On July 5th, I entered Small Hall and made an action plan with my research adviser, Professor Deconinck, in regards to the troubling news that the observatory dome is not quite yet operational, and likely will not be ready to use until after my investigations with asteroid lightcurves has concluded. We have a contingency in the Meade LX90 telescope that Prof. Deconinck brought in, although its 8 inch aperture limits the size of the asteroids that I can view. Therefore, instead of viewing asteroids which have few to no lightcurves previously made of their rotations I will add to the data collected on larger minor planets, such as Ceres. This is useful information to the international scientific community since it helps to identify and quantify the error involved with using the Minor Planet Observatory Canopus software.

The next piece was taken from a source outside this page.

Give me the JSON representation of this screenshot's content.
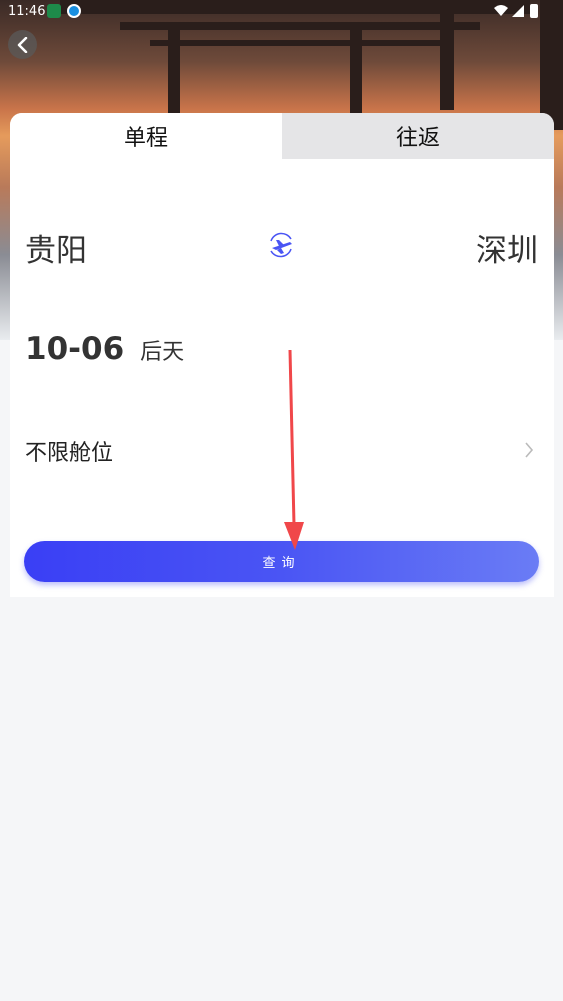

I have begun to adapt my freshman Monroe project to fit this new scope. First, I updated a new setting in the Canopus software to match the specifications of the Meade LX90 telescope, adjusting for the focal length and other specifications of the instrument. Second, I have started to compile a list of larger asteroids to image. Third, I have secured the SBIG Model STF 8300 M/C within a workspace in Small Hall, and will obtain an adapter for this camera if necessary next week. Other issues that I still need to address include a malfunction in the AutoStar tracker that causes the LCD screen not to display information, although Prof. Deconinck and I have identified a contact and technician who might be able to help in this situation.

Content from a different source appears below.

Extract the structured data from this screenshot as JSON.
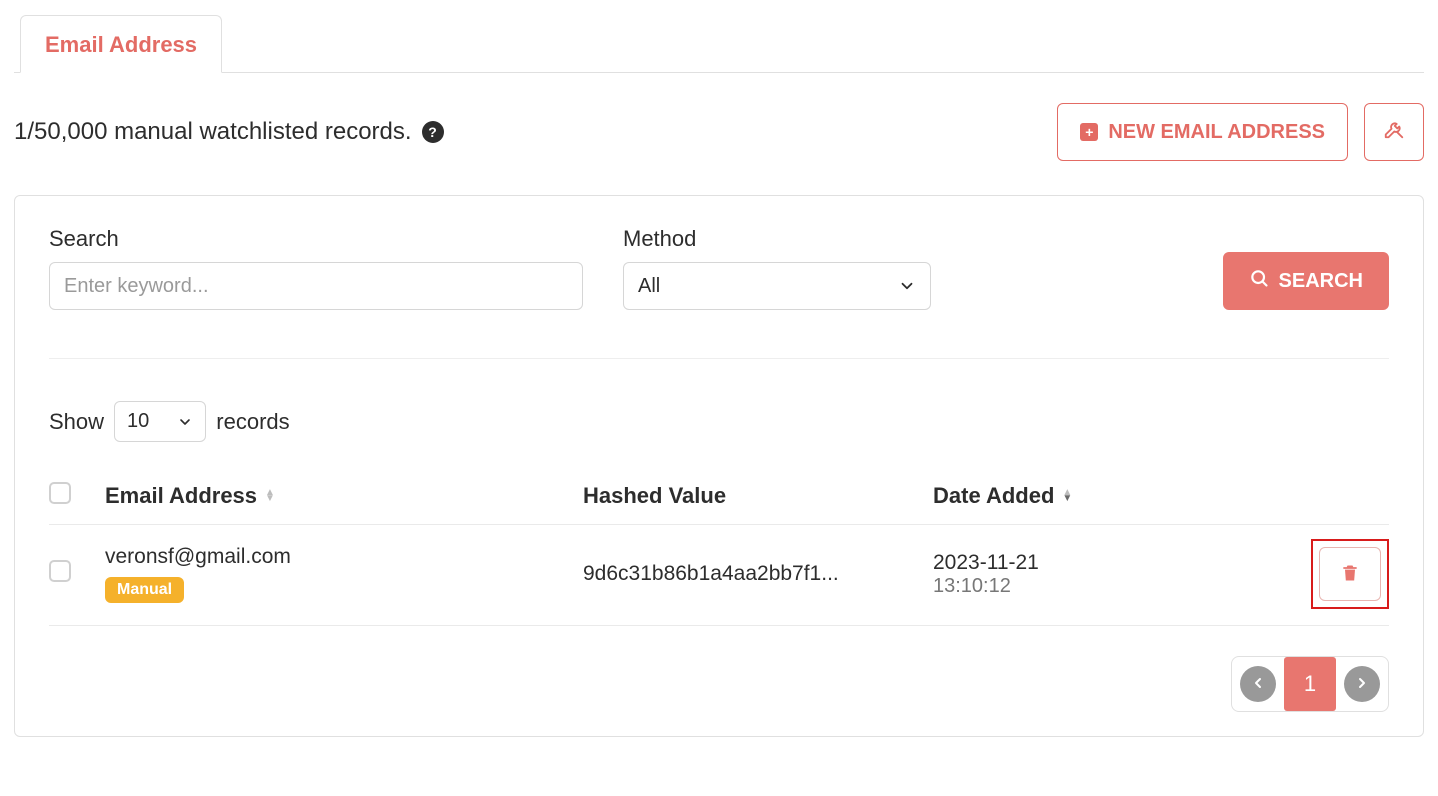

Hopefully there will be solutions and clear skies when I return to campus from a summer job on July 16th.